Element data from apps and pages.
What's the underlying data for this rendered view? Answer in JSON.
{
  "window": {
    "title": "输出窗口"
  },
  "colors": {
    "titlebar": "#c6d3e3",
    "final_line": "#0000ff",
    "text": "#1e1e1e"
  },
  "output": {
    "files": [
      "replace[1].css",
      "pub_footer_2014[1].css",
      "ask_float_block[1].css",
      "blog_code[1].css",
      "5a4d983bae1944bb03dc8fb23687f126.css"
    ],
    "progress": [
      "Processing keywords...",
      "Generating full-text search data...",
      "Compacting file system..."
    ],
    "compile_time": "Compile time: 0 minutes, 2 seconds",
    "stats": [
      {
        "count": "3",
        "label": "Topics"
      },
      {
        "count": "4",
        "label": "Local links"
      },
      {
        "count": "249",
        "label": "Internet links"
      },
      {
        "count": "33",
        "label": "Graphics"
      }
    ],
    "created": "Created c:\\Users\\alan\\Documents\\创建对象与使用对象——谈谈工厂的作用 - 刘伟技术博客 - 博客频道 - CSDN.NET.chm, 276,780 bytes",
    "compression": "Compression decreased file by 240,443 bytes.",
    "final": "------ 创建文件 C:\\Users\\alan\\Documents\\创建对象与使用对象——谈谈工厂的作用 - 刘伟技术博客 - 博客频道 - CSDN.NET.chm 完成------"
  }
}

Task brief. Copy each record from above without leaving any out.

Response for this exercise.
What's the underlying data for this rendered view? Answer in JSON.
{
  "window": {
    "title": "输出窗口"
  },
  "colors": {
    "titlebar": "#c6d3e3",
    "final_line": "#0000ff",
    "text": "#1e1e1e"
  },
  "output": {
    "files": [
      "replace[1].css",
      "pub_footer_2014[1].css",
      "ask_float_block[1].css",
      "blog_code[1].css",
      "5a4d983bae1944bb03dc8fb23687f126.css"
    ],
    "progress": [
      "Processing keywords...",
      "Generating full-text search data...",
      "Compacting file system..."
    ],
    "compile_time": "Compile time: 0 minutes, 2 seconds",
    "stats": [
      {
        "count": "3",
        "label": "Topics"
      },
      {
        "count": "4",
        "label": "Local links"
      },
      {
        "count": "249",
        "label": "Internet links"
      },
      {
        "count": "33",
        "label": "Graphics"
      }
    ],
    "created": "Created c:\\Users\\alan\\Documents\\创建对象与使用对象——谈谈工厂的作用 - 刘伟技术博客 - 博客频道 - CSDN.NET.chm, 276,780 bytes",
    "compression": "Compression decreased file by 240,443 bytes.",
    "final": "------ 创建文件 C:\\Users\\alan\\Documents\\创建对象与使用对象——谈谈工厂的作用 - 刘伟技术博客 - 博客频道 - CSDN.NET.chm 完成------"
  }
}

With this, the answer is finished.